*Element data from apps and pages:*
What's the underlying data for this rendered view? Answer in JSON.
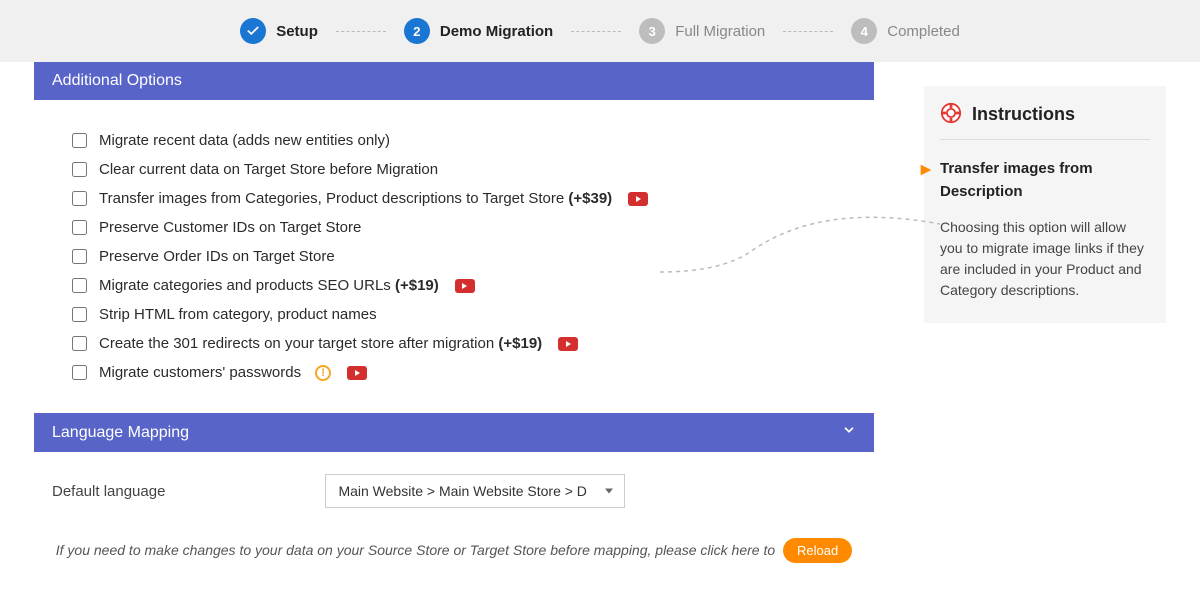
{
  "stepper": {
    "steps": [
      {
        "label": "Setup",
        "state": "done"
      },
      {
        "label": "Demo Migration",
        "state": "active",
        "num": "2"
      },
      {
        "label": "Full Migration",
        "state": "inactive",
        "num": "3"
      },
      {
        "label": "Completed",
        "state": "inactive",
        "num": "4"
      }
    ]
  },
  "panels": {
    "additional_options": {
      "title": "Additional Options",
      "options": [
        {
          "label": "Migrate recent data (adds new entities only)",
          "price": "",
          "video": false,
          "warn": false
        },
        {
          "label": "Clear current data on Target Store before Migration",
          "price": "",
          "video": false,
          "warn": false
        },
        {
          "label": "Transfer images from Categories, Product descriptions to Target Store ",
          "price": "(+$39)",
          "video": true,
          "warn": false
        },
        {
          "label": "Preserve Customer IDs on Target Store",
          "price": "",
          "video": false,
          "warn": false
        },
        {
          "label": "Preserve Order IDs on Target Store",
          "price": "",
          "video": false,
          "warn": false
        },
        {
          "label": "Migrate categories and products SEO URLs ",
          "price": "(+$19)",
          "video": true,
          "warn": false
        },
        {
          "label": "Strip HTML from category, product names",
          "price": "",
          "video": false,
          "warn": false
        },
        {
          "label": "Create the 301 redirects on your target store after migration ",
          "price": "(+$19)",
          "video": true,
          "warn": false
        },
        {
          "label": "Migrate customers' passwords ",
          "price": "",
          "video": true,
          "warn": true
        }
      ]
    },
    "language_mapping": {
      "title": "Language Mapping",
      "default_label": "Default language",
      "select_value": "Main Website > Main Website Store > D",
      "hint_text": "If you need to make changes to your data on your Source Store or Target Store before mapping, please click here to ",
      "reload_label": "Reload"
    }
  },
  "sidebar": {
    "title": "Instructions",
    "subhead": "Transfer images from Description",
    "desc": "Choosing this option will allow you to migrate image links if they are included in your Product and Category descriptions."
  }
}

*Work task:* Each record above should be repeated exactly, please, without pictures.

*Expected answer:*
What's the underlying data for this rendered view? Answer in JSON.
{
  "stepper": {
    "steps": [
      {
        "label": "Setup",
        "state": "done"
      },
      {
        "label": "Demo Migration",
        "state": "active",
        "num": "2"
      },
      {
        "label": "Full Migration",
        "state": "inactive",
        "num": "3"
      },
      {
        "label": "Completed",
        "state": "inactive",
        "num": "4"
      }
    ]
  },
  "panels": {
    "additional_options": {
      "title": "Additional Options",
      "options": [
        {
          "label": "Migrate recent data (adds new entities only)",
          "price": "",
          "video": false,
          "warn": false
        },
        {
          "label": "Clear current data on Target Store before Migration",
          "price": "",
          "video": false,
          "warn": false
        },
        {
          "label": "Transfer images from Categories, Product descriptions to Target Store ",
          "price": "(+$39)",
          "video": true,
          "warn": false
        },
        {
          "label": "Preserve Customer IDs on Target Store",
          "price": "",
          "video": false,
          "warn": false
        },
        {
          "label": "Preserve Order IDs on Target Store",
          "price": "",
          "video": false,
          "warn": false
        },
        {
          "label": "Migrate categories and products SEO URLs ",
          "price": "(+$19)",
          "video": true,
          "warn": false
        },
        {
          "label": "Strip HTML from category, product names",
          "price": "",
          "video": false,
          "warn": false
        },
        {
          "label": "Create the 301 redirects on your target store after migration ",
          "price": "(+$19)",
          "video": true,
          "warn": false
        },
        {
          "label": "Migrate customers' passwords ",
          "price": "",
          "video": true,
          "warn": true
        }
      ]
    },
    "language_mapping": {
      "title": "Language Mapping",
      "default_label": "Default language",
      "select_value": "Main Website > Main Website Store > D",
      "hint_text": "If you need to make changes to your data on your Source Store or Target Store before mapping, please click here to ",
      "reload_label": "Reload"
    }
  },
  "sidebar": {
    "title": "Instructions",
    "subhead": "Transfer images from Description",
    "desc": "Choosing this option will allow you to migrate image links if they are included in your Product and Category descriptions."
  }
}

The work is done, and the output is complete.